What you should do:
From the records below, find each line with the string "display" and copy it.

Information supplied:
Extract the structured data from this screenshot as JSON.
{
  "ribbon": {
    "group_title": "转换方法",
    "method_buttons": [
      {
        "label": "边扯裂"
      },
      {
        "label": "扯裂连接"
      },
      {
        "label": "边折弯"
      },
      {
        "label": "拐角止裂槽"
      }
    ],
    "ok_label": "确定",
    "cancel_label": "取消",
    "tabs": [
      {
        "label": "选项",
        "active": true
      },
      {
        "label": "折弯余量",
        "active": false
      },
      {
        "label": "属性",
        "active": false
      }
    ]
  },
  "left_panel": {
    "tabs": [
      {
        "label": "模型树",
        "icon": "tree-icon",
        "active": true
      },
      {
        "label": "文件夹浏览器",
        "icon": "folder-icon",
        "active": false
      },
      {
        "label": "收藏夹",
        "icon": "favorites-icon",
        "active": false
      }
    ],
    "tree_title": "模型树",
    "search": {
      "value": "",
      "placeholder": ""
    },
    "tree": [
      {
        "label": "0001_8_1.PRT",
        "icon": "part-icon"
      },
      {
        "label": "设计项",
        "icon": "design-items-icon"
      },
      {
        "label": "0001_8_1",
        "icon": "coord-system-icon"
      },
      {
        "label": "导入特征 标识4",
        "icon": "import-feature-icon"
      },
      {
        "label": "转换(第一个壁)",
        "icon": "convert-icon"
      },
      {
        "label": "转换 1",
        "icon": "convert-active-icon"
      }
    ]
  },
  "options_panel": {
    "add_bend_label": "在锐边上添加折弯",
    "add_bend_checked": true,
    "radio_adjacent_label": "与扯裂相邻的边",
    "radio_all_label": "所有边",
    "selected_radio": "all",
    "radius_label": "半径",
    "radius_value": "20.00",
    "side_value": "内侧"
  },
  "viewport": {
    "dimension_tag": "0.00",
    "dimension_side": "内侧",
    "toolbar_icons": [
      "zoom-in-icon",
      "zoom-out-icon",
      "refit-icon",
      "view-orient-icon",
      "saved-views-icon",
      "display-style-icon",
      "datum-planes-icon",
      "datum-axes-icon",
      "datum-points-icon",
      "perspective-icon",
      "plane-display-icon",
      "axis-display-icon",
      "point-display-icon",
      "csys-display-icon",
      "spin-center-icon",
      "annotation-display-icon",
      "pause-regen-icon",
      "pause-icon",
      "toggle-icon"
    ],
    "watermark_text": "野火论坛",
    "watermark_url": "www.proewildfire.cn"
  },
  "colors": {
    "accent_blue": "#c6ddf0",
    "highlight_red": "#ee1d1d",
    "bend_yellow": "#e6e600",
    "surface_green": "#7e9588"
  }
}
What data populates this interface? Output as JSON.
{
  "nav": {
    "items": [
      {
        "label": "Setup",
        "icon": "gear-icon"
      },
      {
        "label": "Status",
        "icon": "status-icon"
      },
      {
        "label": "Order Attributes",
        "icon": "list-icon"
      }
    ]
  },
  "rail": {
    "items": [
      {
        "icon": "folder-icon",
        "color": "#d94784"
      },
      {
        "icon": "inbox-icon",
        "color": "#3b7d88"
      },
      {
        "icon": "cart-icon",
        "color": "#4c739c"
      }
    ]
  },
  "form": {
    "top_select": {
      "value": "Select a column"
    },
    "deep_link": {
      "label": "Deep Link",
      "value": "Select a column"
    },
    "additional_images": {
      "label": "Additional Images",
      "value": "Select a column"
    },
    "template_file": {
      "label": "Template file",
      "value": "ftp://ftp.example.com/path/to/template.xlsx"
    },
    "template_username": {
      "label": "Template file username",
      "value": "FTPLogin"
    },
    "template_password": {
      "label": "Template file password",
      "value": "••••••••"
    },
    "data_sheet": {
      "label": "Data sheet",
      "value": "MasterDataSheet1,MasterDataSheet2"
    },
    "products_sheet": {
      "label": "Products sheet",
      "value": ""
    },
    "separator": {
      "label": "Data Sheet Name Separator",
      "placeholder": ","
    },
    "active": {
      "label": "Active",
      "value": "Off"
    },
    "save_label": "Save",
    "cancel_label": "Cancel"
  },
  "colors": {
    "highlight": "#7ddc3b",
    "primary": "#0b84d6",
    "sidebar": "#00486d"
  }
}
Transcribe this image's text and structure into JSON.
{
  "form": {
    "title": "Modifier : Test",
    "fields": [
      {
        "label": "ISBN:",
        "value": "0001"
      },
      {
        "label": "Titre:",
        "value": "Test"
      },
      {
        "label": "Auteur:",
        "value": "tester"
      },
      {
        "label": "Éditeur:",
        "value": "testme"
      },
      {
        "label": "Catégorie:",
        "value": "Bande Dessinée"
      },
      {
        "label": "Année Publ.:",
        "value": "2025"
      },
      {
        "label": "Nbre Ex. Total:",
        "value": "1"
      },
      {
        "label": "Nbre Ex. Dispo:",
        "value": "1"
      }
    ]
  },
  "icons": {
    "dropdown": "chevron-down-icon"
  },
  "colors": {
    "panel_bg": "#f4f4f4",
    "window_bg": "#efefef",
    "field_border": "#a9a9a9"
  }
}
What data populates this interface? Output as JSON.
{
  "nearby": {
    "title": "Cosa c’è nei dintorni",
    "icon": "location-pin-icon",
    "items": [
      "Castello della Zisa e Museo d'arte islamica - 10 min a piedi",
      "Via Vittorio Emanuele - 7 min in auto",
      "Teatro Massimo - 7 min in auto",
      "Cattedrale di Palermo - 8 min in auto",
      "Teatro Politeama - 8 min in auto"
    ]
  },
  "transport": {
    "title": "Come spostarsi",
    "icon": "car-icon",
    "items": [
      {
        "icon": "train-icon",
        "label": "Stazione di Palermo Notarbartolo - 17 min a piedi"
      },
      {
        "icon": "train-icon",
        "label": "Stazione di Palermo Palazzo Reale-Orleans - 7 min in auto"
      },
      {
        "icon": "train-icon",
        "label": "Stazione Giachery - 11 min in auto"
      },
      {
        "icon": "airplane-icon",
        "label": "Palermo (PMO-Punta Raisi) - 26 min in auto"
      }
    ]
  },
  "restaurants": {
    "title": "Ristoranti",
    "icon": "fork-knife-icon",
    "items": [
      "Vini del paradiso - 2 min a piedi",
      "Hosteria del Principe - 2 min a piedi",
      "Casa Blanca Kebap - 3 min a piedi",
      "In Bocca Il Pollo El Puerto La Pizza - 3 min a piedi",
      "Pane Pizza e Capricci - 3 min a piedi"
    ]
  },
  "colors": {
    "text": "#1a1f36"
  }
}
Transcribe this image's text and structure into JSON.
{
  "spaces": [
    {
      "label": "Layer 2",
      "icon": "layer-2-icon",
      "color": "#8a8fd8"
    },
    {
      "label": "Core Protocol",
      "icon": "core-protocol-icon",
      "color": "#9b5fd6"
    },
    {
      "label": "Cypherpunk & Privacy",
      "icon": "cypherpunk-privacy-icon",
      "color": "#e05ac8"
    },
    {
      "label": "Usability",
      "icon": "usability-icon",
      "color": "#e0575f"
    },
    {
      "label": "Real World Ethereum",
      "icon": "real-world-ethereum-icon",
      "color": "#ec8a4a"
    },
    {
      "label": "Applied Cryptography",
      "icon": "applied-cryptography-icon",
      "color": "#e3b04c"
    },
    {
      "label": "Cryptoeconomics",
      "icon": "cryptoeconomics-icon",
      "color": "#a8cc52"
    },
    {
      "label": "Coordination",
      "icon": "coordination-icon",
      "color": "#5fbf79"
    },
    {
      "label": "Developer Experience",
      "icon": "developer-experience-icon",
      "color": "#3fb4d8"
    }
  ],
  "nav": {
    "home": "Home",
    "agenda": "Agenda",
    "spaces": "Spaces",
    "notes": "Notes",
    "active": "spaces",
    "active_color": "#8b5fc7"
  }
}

Task solution:
      "display-style-icon",
      "plane-display-icon",
      "axis-display-icon",
      "point-display-icon",
      "csys-display-icon",
      "annotation-display-icon",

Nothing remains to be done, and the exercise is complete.